At times, of course, I felt
very much like abandoning the project altogether, especially
when repeated efforts at clearing up a particular point remained
fruitless. Once I tried for weeks to find authentic information
about the traditional pictures imprinted on a certain kind of
European Christmas pastry. In vain I searched the pertinent encyclopedias
and other literature in various languages at the greater libraries
of Boston. Finally, when on the point of dropping the matter
completely and leaving it out of the book, I happened to be told
by a family that they had an old Christmas pastry pan in the
attic. Immediately I went and looked at it. Hidden beneath the
dust of years, I found a mold pattern of fifty pictures-exactly
the ones I had been looking for.
The books appeared at intervals
of two years: The Christmas Book in 1952, The Easter Book in
1954, and The Holyday Book in 1956. In the summer of 1956 I wrote
a booklet of about a hundred pages on Religious Customs in the

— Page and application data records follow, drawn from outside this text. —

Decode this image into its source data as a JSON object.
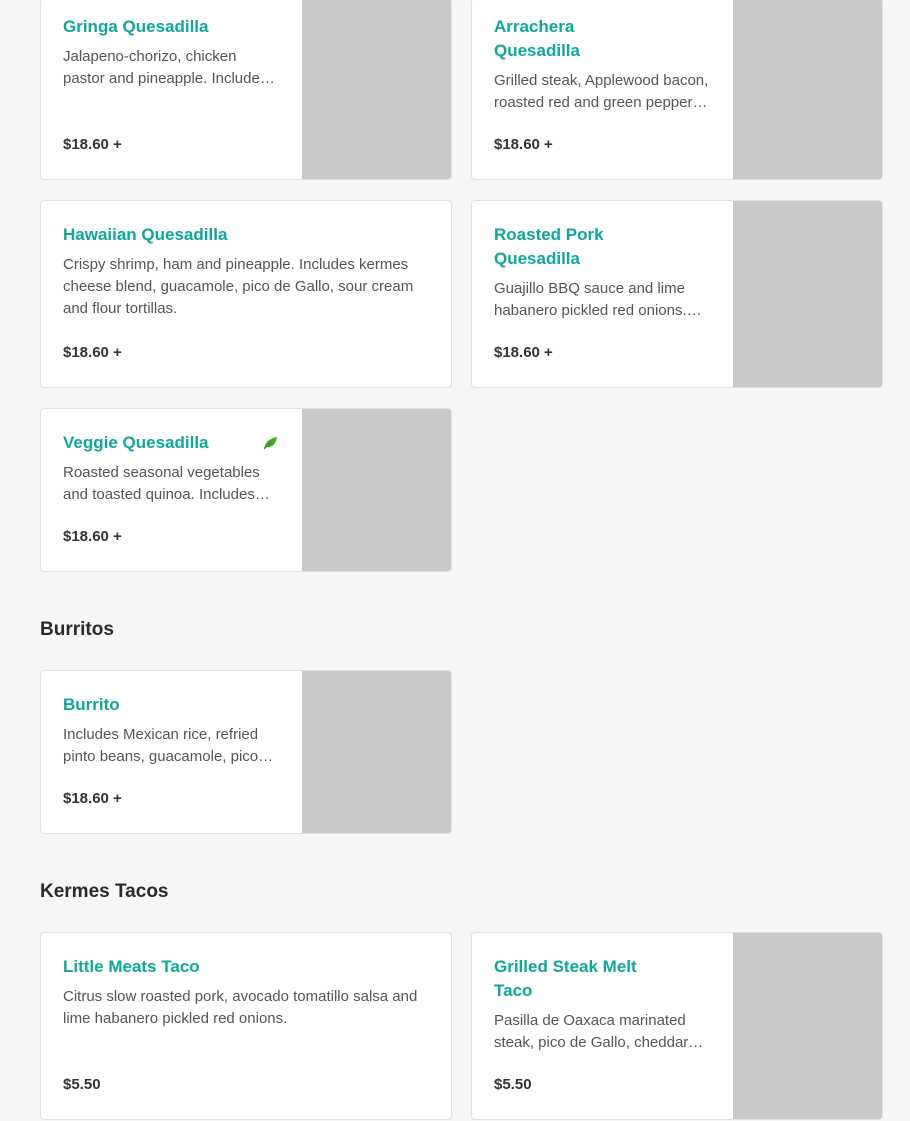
{
  "quesadillas": [
    {
      "name": "Gringa Quesadilla",
      "desc": "Jalapeno-chorizo, chicken pastor and pineapple. Includes kermes cheese blend, guacamole, pico de Gallo, sour cream and flour tortillas.",
      "price": "$18.60 +"
    },
    {
      "name": "Arrachera Quesadilla",
      "desc": "Grilled steak, Applewood bacon, roasted red and green peppers. Includes kermes cheese blend, guacamole, pico de Gallo, sour cream and flour tortillas.",
      "price": "$18.60 +"
    },
    {
      "name": "Hawaiian Quesadilla",
      "desc": "Crispy shrimp, ham and pineapple. Includes kermes cheese blend, guacamole, pico de Gallo, sour cream and flour tortillas.",
      "price": "$18.60 +"
    },
    {
      "name": "Roasted Pork Quesadilla",
      "desc": "Guajillo BBQ sauce and lime habanero pickled red onions. Includes kermes cheese blend, guacamole, pico de Gallo, sour cream and flour tortillas.",
      "price": "$18.60 +"
    },
    {
      "name": "Veggie Quesadilla",
      "desc": "Roasted seasonal vegetables and toasted quinoa. Includes kermes cheese blend, guacamole, pico de Gallo, sour cream and flour tortillas.",
      "price": "$18.60 +",
      "icon": "leaf-icon"
    }
  ],
  "burritos": {
    "title": "Burritos",
    "items": [
      {
        "name": "Burrito",
        "desc": "Includes Mexican rice, refried pinto beans, guacamole, pico de Gallo, sour cream and cheese.",
        "price": "$18.60 +"
      }
    ]
  },
  "tacos": {
    "title": "Kermes Tacos",
    "items": [
      {
        "name": "Little Meats Taco",
        "desc": "Citrus slow roasted pork, avocado tomatillo salsa and lime habanero pickled red onions.",
        "price": "$5.50"
      },
      {
        "name": "Grilled Steak Melt Taco",
        "desc": "Pasilla de Oaxaca marinated steak, pico de Gallo, cheddar cheese and chipotle salsa.",
        "price": "$5.50"
      }
    ]
  },
  "colors": {
    "accent": "#0ea79a",
    "leaf": "#3fae29",
    "image_placeholder": "#c8c9ca"
  }
}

Family which was published by the Liturgical Press at the end
of the year. My plans for future writing hold as the next item
a Handbook of Christian Feasts and Customs, and after that-well,
I'd better not look too far ahead.
I have not discussed the publication
of books with other authors, so I really do not know much about
the problems, disappointments, and frustrations to which writers
might be subject, except from occasional hearsay. If you should
infer from this remark that I am personally free from such annoyances,
you have conjectured correctly. It is a pleasure, almost amounting
to a duty, to publicly acknowledge the courteous and cordial
spirit of cooperation exercised by my publishers, Harcourt, Brace
and Company, and by all the members of the firm who had anything
to do with my publications.
Autobiographical sketches are
sometimes a nuisance for both writer and reader. In this case,
however, it is different, at least on my side of the printing
press. I did enjoy writing these lines; and since genuine joy
is contagious, I hope and pray that my readers will not have
wasted their time in perusing what I have written. God bless
Originally published by
Walter Romig in The Book of Catholic Authors